Dear Mr. Gerson:

I enjoyed your article in this morning’s Washington Post and I agree with your main point:  presidents and candidates should use speechwriters.  Perhaps this is because I am also a former speechwriter, although on a far lower level:  I was speechwriter for several years for SEC Chairman Richard Breeden.

I write, as the author of a forthcoming biography of Seward, to quarrel with your comment about Seward’s role in Lincoln’s first inaugural address.  You state that:  “William Seward contributed to Lincoln’s first inaugural, though it was Lincoln’s edits that gave the speech its music.”

When Seward first saw Lincoln’s draft address, the critical sentence read:  “All the power at my disposal will be used to reclaim the public property and places which have fallen; to hold, occupy and possess these, and all other property and places belonging to the government, and to collect the duties on imports; but beyond what may be necessary for these objects, there will be no invasion of any state.”  At this time, dozens of federal forts, custom houses, and post offices were in rebel hands.  Lincoln, in this sentence, threatened to use “all the power at my disposal” to recapture all these places.

Seward objected strenuously.  He warned Lincoln that, if he gave the inaugural in this form, he would drive the border states into the arms of the seceded states.  Lincoln did not accept Seward’s specific wording for this sentence, but he did make a critical change; he eliminated the threat to attack and recapture the forts already in rebel hands, saying only that he would hold the few forts still in federal hands.

Lincoln’s printed draft address concluded as follows:  “In your hands, my dissatisfied fellow countrymen, and not in mine, is the momentous issue of civil war.  The government will not assail you, unless you first assail it.  You can have no conflict, without being yourselves the aggressors.  You have no oath registered in Heaven to destroy the government, while I shall have the most solemn one to “preserve, protect and defend” it.  You can forbear the assault upon it; I can not shrink from the defense of it.  With you, and not with me, is the solemn question, ‘Shall it be peace, or a sword?’”

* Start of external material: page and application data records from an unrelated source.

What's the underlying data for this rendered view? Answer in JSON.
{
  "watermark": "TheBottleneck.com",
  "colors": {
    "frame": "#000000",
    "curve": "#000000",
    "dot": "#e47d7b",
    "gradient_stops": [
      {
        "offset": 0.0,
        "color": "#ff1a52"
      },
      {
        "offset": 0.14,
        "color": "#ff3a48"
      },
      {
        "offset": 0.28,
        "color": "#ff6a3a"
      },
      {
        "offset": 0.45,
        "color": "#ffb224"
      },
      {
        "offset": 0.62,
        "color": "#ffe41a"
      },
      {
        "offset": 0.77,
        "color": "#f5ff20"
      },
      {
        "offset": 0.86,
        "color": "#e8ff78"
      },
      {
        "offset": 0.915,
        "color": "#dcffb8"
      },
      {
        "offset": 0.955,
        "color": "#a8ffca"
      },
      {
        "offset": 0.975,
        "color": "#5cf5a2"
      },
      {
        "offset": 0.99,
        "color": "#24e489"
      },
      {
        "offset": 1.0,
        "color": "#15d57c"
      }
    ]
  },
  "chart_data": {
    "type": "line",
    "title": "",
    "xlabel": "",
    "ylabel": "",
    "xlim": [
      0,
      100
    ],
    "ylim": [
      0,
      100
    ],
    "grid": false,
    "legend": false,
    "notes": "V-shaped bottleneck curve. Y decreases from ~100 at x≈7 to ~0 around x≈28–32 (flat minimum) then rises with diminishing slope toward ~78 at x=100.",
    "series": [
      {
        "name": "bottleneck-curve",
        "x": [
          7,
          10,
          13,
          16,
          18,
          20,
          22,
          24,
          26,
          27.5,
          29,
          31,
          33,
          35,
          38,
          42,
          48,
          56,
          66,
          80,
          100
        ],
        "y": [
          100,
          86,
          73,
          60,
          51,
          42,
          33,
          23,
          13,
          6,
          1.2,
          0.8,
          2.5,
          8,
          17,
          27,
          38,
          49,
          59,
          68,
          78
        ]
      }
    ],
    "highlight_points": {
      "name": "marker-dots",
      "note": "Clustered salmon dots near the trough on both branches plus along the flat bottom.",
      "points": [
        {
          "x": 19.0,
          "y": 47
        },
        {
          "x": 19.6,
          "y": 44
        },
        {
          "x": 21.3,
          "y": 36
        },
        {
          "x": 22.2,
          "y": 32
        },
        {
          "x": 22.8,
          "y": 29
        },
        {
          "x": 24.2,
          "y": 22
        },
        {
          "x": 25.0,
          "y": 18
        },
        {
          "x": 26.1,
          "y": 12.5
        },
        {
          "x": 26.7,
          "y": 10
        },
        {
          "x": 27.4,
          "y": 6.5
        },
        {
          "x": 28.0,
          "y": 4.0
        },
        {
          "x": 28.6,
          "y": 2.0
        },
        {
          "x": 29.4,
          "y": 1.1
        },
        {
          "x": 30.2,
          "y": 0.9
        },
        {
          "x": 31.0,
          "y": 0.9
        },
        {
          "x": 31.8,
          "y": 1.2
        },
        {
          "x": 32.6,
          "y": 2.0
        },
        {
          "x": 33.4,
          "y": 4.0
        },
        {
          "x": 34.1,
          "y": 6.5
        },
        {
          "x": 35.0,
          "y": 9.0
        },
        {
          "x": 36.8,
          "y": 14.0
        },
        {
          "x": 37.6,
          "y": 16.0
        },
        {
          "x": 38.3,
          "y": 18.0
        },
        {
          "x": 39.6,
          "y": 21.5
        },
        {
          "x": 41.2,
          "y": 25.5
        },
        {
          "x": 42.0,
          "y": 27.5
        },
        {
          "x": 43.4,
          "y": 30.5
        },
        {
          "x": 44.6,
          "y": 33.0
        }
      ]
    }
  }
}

This section of Lincoln’s draft has a music:  a martial music.  The repeated use of italics, at least for me, is harsh.  The last word in the draft is “sword.”  Most southerners, reading this paragraph, would assume that Lincoln viewed Civil War as inevitable, and merely wanted to try to assign blame for the war upon the South.

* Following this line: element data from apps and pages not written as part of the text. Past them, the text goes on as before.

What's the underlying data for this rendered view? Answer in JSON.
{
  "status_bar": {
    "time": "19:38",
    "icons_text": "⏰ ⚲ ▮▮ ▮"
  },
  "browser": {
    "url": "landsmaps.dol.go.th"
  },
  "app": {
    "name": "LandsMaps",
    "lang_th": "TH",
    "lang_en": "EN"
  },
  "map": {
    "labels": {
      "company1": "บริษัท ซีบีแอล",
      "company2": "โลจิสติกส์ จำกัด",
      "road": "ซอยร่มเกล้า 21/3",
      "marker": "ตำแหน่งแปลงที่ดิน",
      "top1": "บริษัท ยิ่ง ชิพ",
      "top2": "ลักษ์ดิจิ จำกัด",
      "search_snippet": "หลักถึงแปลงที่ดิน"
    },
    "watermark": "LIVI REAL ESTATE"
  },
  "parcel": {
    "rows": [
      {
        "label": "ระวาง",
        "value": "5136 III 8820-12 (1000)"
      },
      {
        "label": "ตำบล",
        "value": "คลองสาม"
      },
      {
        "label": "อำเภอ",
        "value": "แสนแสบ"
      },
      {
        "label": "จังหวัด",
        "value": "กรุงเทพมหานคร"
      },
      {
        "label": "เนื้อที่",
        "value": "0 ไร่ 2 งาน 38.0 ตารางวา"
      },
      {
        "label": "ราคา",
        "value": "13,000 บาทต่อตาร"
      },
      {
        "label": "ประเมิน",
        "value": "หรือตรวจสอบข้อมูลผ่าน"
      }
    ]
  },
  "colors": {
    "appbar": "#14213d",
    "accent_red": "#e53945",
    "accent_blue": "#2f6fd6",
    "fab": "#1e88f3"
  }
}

Again, Seward objected.  He insisted that the speech needed to end with “some words of affection,” some words of “calm and cheerful confidence.”  Seward provided Lincoln with two draft conclusions; the one in his own handwriting read:

“I close.  We are not we must not be aliens or enemies but fellow countrymen and brethren.  Although passion has strained our bonds of affection too hardly they must not, I am sure they will not be broken.  The mystic chords which proceeding from so many battle fields and so many patriot graves pass through all the hearts and all the hearths in this broad continent of ours will yet again harmonize in their ancient music when breathed upon by the guardian angel of the nation.”

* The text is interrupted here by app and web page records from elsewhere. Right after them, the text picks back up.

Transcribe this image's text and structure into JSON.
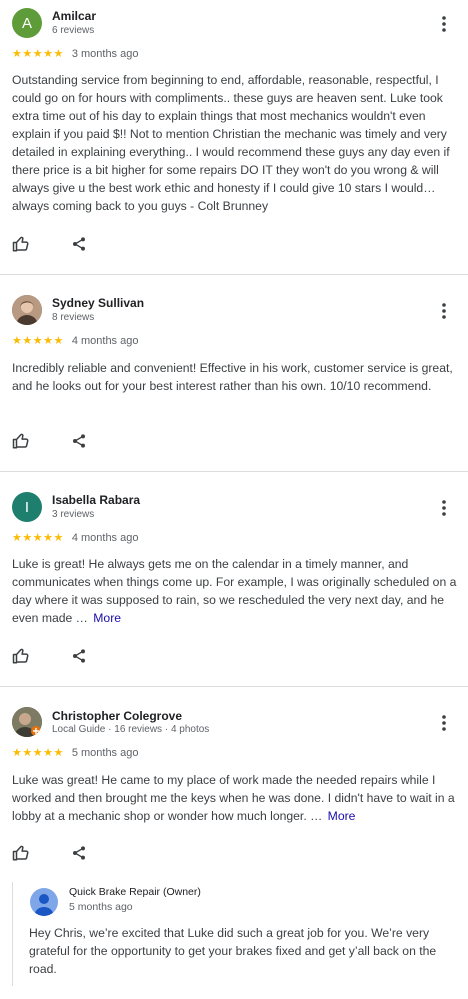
{
  "reviews": [
    {
      "avatar_letter": "A",
      "avatar_color": "#5e9c3a",
      "name": "Amilcar",
      "meta": "6 reviews",
      "stars": "★★★★★",
      "date": "3 months ago",
      "text": "Outstanding service from beginning to end, affordable, reasonable, respectful, I could go on for hours with compliments.. these guys are heaven sent. Luke took extra time out of his day to explain things that most mechanics wouldn't even explain if you paid $!! Not to mention Christian the mechanic was timely and very detailed in explaining everything.. I would recommend these guys any day even if there price is a bit higher for some repairs DO IT they won't do you wrong & will always give u the best work ethic and honesty if I could give 10 stars I would… always coming back to you guys - Colt Brunney"
    },
    {
      "avatar_letter": "",
      "avatar_color": "#8a6b58",
      "name": "Sydney Sullivan",
      "meta": "8 reviews",
      "stars": "★★★★★",
      "date": "4 months ago",
      "text": "Incredibly reliable and convenient! Effective in his work, customer service is great, and he looks out for your best interest rather than his own. 10/10 recommend."
    },
    {
      "avatar_letter": "I",
      "avatar_color": "#1e7f6e",
      "name": "Isabella Rabara",
      "meta": "3 reviews",
      "stars": "★★★★★",
      "date": "4 months ago",
      "text": "Luke is great! He always gets me on the calendar in a timely manner, and communicates when things come up. For example, I was originally scheduled on a day where it was supposed to rain, so we rescheduled the very next day, and he even made …",
      "more": "More"
    },
    {
      "avatar_letter": "",
      "avatar_color": "#6b6a55",
      "name": "Christopher Colegrove",
      "meta": "Local Guide · 16 reviews · 4 photos",
      "stars": "★★★★★",
      "date": "5 months ago",
      "text": "Luke was great! He came to my place of work made the needed repairs while I worked and then brought me the keys when he was done. I didn't have to wait in a lobby at a mechanic shop or wonder how much longer. …",
      "more": "More"
    }
  ],
  "owner_reply": {
    "name": "Quick Brake Repair (Owner)",
    "date": "5 months ago",
    "text": "Hey Chris, we’re excited that Luke did such a great job for you. We’re very grateful for the opportunity to get your brakes fixed and get y’all back on the road."
  },
  "icons": {
    "like": "thumbs-up-icon",
    "share": "share-icon",
    "menu": "more-vert-icon"
  }
}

This has a music too, a far softer and more inviting music.  Lincoln improved upon Seward’s draft, but in my view Lincoln’s improvements to Seward’s draft were far less important than Seward’s improvements to Lincoln’s draft.

Ask yourself:  what would have been the result if Lincoln had given the speech in the form in which he handed it to Seward?  Lincoln would have strengthened secession sentiment in the border states, perhaps lost another state even before the events at Fort Sumter.

Or think about this question:  what would have been the result if Lincoln had used Seward’s conclusion rather than his own revised conclusion?  Not much would really have changed; Lincoln’s speech would be less famous than it is today, but his affection for and faith in the Union would have been clear for his immediate audience.

In short I think, in this case at least, you give too little credit to the speechwriter.